I hear the word toothache and I flinch. I actually can feel it. How about you?
If so you are not alone (there is actually an official) National Toothache Day
I don’t know about you, but generally I don’t really look forward to seeing the dentist (hey, he is a really nice guy for sure, but teeth are SENSITIVE) – but I remember one time I broke a bit of tooth and I was just about beating down their door to get seen.
So, do pets get toothache? The evidence is an overwhelming “yes”
The problem is that your pet may well hide the pain from you.
Here is where your pet is different to you – as a human you can speak about the feeling and take action to fix it (could be tablets, dentist appointment or chewing on a clove depending on your preferences).
I have now seen a few thousand animals with dental issues over the years – and most often they do NOT draw your attention to the toothache. However, if you look the signs are there for all to see.
- Red gums. Redness = inflammation and inflammation presence is painful. Believe it or not, inflammation presence indicates something has been going on for a while.
- Have a look in your pets mouth. Is there more tartar on the teeth on one side, than the other? That means for some reason your pet is chewing unevenly and that will almost certainly be due to dental related pain.
- Smelly breath. Not a reliable sign of toothache, but with our dogs in particular with the back molars, we not uncommonly get that smell. Not always easy to look at the back molars!
- Change in appetite. Amazingly not often present. Their biology and instincts mean that they cope with pain differently to us humans. Our pets don’t complain, but get on with life. Of course you don’t want the pain to be present in anyone that you love, but there you go – our pets show signs of the pain differently to our human family members.

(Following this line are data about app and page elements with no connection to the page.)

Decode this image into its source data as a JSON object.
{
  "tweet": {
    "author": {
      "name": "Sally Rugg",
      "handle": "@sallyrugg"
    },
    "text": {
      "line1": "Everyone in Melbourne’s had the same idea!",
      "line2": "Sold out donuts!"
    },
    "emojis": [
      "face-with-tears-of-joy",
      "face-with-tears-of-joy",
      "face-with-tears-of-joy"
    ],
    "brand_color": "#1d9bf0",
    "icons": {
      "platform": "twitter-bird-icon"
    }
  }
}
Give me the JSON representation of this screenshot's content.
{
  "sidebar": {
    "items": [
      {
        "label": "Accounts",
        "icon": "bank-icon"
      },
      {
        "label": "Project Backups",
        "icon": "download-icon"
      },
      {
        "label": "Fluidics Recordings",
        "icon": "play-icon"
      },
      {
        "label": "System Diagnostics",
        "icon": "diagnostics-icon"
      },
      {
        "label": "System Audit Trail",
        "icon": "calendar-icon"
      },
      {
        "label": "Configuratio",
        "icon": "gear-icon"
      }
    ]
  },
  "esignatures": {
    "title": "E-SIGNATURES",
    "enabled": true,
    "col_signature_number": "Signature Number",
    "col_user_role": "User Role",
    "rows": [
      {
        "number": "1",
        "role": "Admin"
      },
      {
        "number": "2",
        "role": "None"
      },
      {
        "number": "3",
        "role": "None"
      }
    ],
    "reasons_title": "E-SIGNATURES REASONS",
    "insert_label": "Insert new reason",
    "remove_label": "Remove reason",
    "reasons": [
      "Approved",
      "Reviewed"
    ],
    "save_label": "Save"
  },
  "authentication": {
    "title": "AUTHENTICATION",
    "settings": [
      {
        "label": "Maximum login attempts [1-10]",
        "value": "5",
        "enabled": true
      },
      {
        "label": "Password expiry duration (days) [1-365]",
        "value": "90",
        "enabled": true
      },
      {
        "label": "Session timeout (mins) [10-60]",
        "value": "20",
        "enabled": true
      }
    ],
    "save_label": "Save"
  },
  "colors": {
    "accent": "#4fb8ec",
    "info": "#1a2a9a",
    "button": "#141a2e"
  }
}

It is impressive how quickly veterinary dentistry has advanced the way it can quickly and accurately identify dental issues, and take action to resolve this – compared to when I first started caring for my clients pets dental needs. This means the possibility of identifying dental issues early -and taking action to resolve this are far higher
Dental xrays are now something we use every day (and rightly so – it is not possible to identify the underlying issues around tooth without them), and whether the tooth involved can and should be cleaned, saved, extracted or otherwise dealt with is simply a conversation at that time on the certain knowledge of exactly what is going on.

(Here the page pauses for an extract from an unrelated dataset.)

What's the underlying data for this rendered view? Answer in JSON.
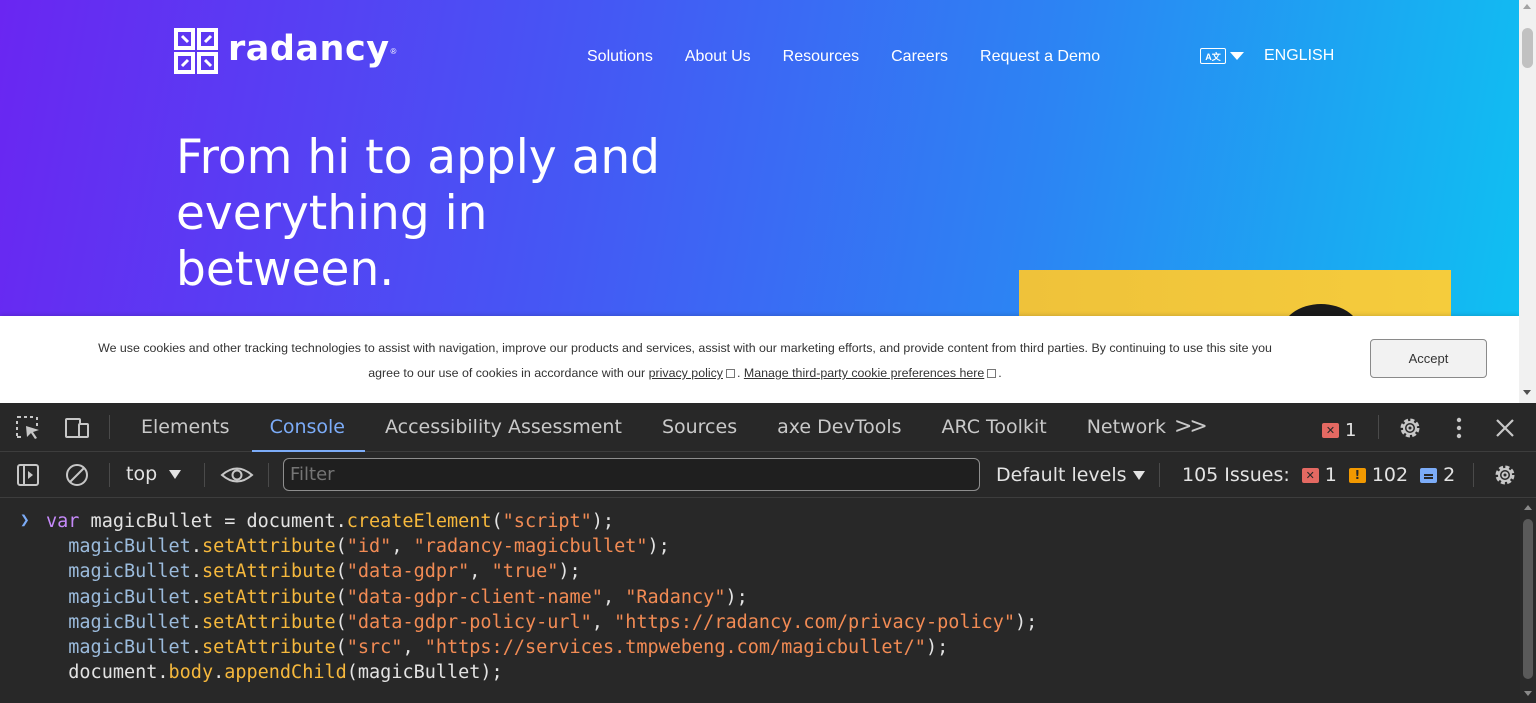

Take a couple of minutes now to have a look inside the wonderful world of your pets mouth!